yes, but is all this boutique and critical ear to tone really necessary? will you not be as good of a guitar player without your matamp with vintage sound city cab? is that the point of this thread?

dunno. i think there are natural processes with how musician's/guitarists develop that make these points more blown up than they really are. i feel the natural progression of a musician(for the majority of us anyway) start on worse equipment. i know i always pinned a progression in my playing with the alure better equipment. meaning we know there is better stuff out there and we feel one reason we aren't unlocking out full potential as a musicians is because of our denied access to this 'better equipment'.

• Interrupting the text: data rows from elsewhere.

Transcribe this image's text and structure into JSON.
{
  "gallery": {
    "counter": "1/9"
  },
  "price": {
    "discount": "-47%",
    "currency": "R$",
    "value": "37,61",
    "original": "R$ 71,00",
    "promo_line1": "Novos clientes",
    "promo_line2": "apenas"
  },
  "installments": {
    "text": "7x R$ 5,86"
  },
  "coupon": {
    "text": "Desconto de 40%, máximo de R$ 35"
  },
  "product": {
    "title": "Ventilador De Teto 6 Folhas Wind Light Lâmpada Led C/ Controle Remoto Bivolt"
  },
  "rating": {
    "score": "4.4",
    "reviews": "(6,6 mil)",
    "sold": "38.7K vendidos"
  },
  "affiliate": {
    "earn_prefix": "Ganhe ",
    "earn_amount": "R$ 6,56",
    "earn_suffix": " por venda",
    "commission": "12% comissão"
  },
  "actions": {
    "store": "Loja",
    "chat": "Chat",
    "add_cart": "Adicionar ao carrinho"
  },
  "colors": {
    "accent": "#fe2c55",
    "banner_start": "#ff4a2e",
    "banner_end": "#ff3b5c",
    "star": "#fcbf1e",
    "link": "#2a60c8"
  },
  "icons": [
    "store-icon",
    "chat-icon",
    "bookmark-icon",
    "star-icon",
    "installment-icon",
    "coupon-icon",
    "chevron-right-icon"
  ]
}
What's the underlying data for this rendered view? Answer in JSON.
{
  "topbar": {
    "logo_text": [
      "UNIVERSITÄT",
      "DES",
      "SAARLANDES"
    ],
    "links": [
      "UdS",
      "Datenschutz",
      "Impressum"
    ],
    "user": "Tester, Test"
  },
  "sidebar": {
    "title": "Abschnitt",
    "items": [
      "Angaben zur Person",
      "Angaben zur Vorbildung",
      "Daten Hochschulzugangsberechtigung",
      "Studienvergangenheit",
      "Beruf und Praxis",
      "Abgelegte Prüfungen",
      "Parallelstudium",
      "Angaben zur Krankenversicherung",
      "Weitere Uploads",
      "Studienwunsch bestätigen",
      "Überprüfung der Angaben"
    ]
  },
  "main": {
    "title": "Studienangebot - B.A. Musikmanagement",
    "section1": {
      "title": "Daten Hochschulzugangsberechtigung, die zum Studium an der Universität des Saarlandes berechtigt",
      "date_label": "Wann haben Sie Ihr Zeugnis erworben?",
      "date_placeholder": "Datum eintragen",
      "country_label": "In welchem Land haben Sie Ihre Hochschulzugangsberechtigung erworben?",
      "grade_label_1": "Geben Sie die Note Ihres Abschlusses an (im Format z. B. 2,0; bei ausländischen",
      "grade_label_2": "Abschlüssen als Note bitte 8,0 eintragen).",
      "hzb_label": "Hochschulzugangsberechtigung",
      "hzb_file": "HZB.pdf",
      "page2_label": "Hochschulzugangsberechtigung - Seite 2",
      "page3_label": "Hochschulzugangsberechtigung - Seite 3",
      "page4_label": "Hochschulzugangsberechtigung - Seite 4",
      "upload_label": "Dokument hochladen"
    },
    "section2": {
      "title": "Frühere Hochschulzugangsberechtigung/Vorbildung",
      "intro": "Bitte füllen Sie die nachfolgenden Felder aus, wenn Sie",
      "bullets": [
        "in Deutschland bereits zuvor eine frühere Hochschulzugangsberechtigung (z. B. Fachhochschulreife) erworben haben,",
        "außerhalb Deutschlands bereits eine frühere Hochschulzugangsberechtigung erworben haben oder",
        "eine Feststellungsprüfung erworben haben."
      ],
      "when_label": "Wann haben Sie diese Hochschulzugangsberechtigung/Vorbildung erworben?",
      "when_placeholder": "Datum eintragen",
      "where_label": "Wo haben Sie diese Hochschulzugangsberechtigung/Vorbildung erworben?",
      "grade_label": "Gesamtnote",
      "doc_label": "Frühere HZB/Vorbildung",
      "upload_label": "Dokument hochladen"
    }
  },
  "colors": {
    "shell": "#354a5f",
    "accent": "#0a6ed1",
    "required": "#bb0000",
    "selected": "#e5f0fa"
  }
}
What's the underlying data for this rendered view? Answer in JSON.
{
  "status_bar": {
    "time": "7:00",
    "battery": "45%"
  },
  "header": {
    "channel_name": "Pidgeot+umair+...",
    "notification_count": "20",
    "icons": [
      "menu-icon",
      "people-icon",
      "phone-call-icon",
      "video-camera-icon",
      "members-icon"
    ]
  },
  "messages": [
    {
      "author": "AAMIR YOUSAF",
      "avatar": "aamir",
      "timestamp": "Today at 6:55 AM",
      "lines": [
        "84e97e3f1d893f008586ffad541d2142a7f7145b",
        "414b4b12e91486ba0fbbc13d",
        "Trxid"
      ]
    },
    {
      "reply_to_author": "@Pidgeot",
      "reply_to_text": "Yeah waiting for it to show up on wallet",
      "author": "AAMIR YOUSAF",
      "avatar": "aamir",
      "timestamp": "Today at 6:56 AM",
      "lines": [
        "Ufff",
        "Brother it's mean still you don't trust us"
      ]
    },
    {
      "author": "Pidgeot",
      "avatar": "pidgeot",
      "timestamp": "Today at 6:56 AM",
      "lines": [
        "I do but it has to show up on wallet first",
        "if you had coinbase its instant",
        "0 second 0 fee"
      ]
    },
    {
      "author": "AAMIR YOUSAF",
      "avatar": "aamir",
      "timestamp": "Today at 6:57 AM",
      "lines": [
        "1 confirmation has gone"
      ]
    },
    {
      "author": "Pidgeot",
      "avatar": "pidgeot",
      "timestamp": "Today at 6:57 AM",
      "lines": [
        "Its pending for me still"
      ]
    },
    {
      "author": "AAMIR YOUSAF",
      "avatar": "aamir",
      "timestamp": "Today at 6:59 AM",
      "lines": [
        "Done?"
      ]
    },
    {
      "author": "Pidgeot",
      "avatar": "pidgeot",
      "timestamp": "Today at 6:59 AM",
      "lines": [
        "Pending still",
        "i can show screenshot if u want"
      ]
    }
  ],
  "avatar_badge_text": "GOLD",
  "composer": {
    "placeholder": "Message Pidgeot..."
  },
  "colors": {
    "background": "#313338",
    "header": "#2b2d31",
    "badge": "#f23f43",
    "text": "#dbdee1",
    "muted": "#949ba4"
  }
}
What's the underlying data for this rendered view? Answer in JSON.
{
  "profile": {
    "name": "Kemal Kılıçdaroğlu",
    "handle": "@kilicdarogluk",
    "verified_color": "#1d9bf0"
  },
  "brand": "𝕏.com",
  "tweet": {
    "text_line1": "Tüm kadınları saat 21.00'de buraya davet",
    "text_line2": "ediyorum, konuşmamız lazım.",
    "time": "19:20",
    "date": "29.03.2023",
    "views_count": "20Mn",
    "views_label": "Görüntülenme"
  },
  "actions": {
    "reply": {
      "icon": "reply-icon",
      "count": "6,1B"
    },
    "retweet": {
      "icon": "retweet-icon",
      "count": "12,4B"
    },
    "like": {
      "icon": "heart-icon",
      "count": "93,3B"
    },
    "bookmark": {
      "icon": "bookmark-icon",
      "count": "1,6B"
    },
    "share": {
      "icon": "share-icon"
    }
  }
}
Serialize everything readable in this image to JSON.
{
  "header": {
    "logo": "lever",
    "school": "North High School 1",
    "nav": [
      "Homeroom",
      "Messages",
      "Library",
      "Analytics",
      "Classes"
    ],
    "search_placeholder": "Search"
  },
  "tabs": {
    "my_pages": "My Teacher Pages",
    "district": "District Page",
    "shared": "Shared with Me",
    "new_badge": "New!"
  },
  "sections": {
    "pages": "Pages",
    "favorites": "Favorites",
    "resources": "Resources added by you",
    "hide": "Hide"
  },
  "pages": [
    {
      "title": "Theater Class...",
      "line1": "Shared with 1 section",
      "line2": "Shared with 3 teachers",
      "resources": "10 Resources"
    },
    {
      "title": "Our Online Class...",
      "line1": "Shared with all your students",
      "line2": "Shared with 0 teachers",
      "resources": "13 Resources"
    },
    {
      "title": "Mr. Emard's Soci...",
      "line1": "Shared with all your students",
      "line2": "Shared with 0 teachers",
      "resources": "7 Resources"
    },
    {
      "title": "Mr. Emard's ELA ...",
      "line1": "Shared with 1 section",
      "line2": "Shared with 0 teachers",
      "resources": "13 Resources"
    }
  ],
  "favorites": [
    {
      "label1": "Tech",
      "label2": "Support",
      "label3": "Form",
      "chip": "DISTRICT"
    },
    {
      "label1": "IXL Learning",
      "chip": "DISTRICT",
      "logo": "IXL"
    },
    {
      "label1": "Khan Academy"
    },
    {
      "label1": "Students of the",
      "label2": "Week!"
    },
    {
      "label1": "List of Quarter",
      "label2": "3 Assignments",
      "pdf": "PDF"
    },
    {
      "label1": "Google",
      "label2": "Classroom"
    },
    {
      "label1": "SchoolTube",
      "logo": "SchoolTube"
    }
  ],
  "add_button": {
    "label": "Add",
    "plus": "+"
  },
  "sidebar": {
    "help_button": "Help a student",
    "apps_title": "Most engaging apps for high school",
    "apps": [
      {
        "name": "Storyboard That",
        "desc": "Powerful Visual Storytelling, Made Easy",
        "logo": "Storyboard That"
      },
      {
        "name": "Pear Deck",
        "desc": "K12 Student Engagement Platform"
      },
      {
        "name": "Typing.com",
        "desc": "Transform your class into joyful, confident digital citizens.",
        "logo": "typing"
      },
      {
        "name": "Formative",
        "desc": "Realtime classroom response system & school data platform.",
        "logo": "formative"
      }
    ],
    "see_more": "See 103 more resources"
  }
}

now you may be a bit older and can afford some of this 'better equipment', this is where people get divided on equipment issues. some people just claim that it doesn't matter what you have, just learn how to play it. some people hang their hat alot more on the tonal benefits of 'better equipment'. i think the question should sound more like 'so what do you want to do now?' and what i mean by this is 'what is motivating you to play', and many people would like to project their values(what motivates them) onto other people. this is called 'human nature' or more poetically 'the human condition'.

richard only plays for himself, nice equipment is not a factor in how much he enjoys his playing(other than the ds-1 he uses for distortion), he still plays with a crappy kramer and a solid state amp. he records with garage band and doesn't stop talking about how great it is.

mike has a top of the line tube amp from hell and wants the guitar tone of his heroes. he custom orders equipment and has owned most major chase pedals and amps at one time or another. he wants to be in a famous rock and roll band and get laid alot. he needs sexy gear for this

dan plays to expand himself, he is a tone nut, but also likes to question what he accepts as tonal truths. he is not motivated by coolness of popularity associated with playing so much as the puzzle it constantly presents. while tone is important to dan, he uses it more as tools for jobs, so there is no pinnacle tone for him, just a different tool.

austin is a multi musician that loves music, specifically how it sounds to him. he went to school to play and is very good. he is a tone geek with a goal in mind and buys great gear to that end.

jeremiah is a gear elitist in the best way, he'll know how much your gear is worth and is motivated heavily by the coolness factor of the gear as much as tone.

these are all people i know and respect as musicians, and everyone would say that tone is important(even richard, who doesn't take much stock in better equipment). but how these charecters treat guitar gear in relation to their tone is personal to their motivations in music and collecting in the first place. so when you ask 'is tone important', you're kinda reflecting a certain motivating factor that is popular among guitarists and really doesn't have a simple answer like: 'DUH'. and the reason for this is because everyone says tone is important or isn't important, but they should really be explaining their motivations in why they play to give their reasoning on tone parity
punk isn't dead, it's always smelled that way.

"A perfection of means, and confusion of aims, seems to be our main problem."
-ae
Last edited by gumbilicious at Aug 29, 2009,
#19
^ Audience appreciation or no, bad tone still = battery tossing.
Everyone is entitled to an opinion.

Feel free to express yours so I can make an informed judgement about how stupid you are.
#20
You need tone but it is not everything. I've played on a Marshall 1959SLP before with a Les Paul (both are my friend's gear) and fell in love with the tone, but I wouldn't instantly like a band based purely on it. I like the music to have loads of energy like AC/DC 1976-1978